Sunday, May 21, 2017

Victor Lundy


One soldier traces his journey through the war

Born in New York City in 1923, Victor A. Lundy began developing his artistic talents at an early age. His parents recognized his unique aptitude for drawing and draftsmanship, and with their encouragement he attended New York University to study architecture, specializing in the Beaux Arts style.
During his studies, Lundy became captivated by the thought of helping to rebuild Europe once World War II was over and enlisted in the Army Specialized Training Program. With the Allied invasion of France on the horizon, the 21-year-old student was transferred to an infantry division bound for front line combat.
During his tour in the Army, he took any moment of free time to fill his sketchbooks with the faces and scenes around him.

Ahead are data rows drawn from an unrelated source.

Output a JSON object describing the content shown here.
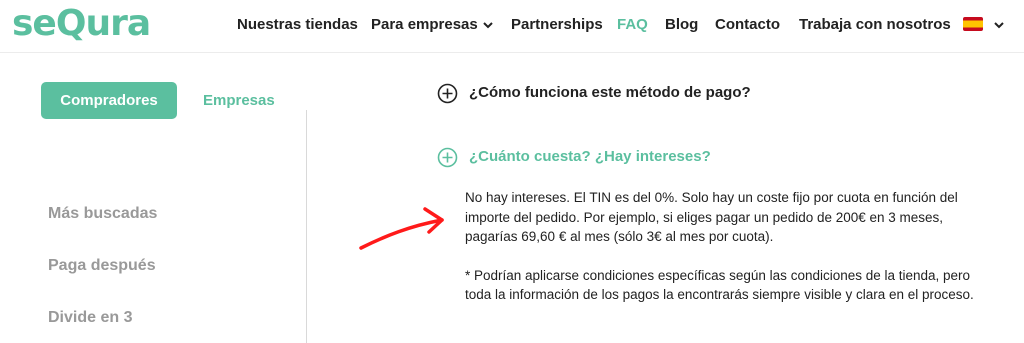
{
  "brand": {
    "logo_text": "seQura",
    "accent_color": "#5bbf9f"
  },
  "nav": {
    "items": [
      "Nuestras tiendas",
      "Para empresas",
      "Partnerships",
      "FAQ",
      "Blog",
      "Contacto",
      "Trabaja con nosotros"
    ],
    "active": "FAQ",
    "language_flag": "spain-flag-icon"
  },
  "tabs": {
    "compradores": "Compradores",
    "empresas": "Empresas"
  },
  "sidebar": {
    "items": [
      "Más buscadas",
      "Paga después",
      "Divide en 3"
    ]
  },
  "faq": {
    "q1": "¿Cómo funciona este método de pago?",
    "q2": "¿Cuánto cuesta? ¿Hay intereses?",
    "answer_p1": "No hay intereses. El TIN es del 0%. Solo hay un coste fijo por cuota en función del importe del pedido. Por ejemplo, si eliges pagar un pedido de 200€ en 3 meses, pagarías 69,60 € al mes (sólo 3€ al mes por cuota).",
    "answer_p2": "* Podrían aplicarse condiciones específicas según las condiciones de la tienda, pero toda la información de los pagos la encontrarás siempre visible y clara en el proceso."
  },
  "annotation_color": "#ff1a1a"
}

After the war, Lundy went on to become an acclaimed and successful modernist architect, designing a number of innovative buildings including the United States Tax Court Building in Washington, D.C.

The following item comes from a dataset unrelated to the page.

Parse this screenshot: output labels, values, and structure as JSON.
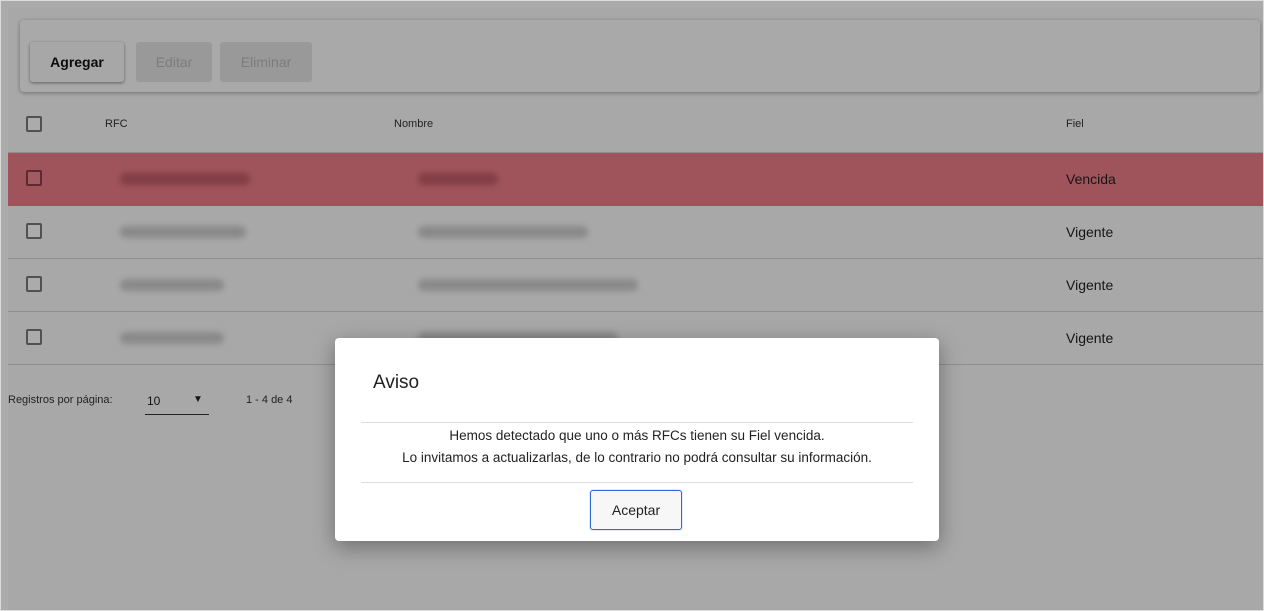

These sketches trace Lundy’s journey from training at Fort Jackson, South Carolina, to shipping out across the Atlantic, to front line duty in France before his wounding in combat in late 1944.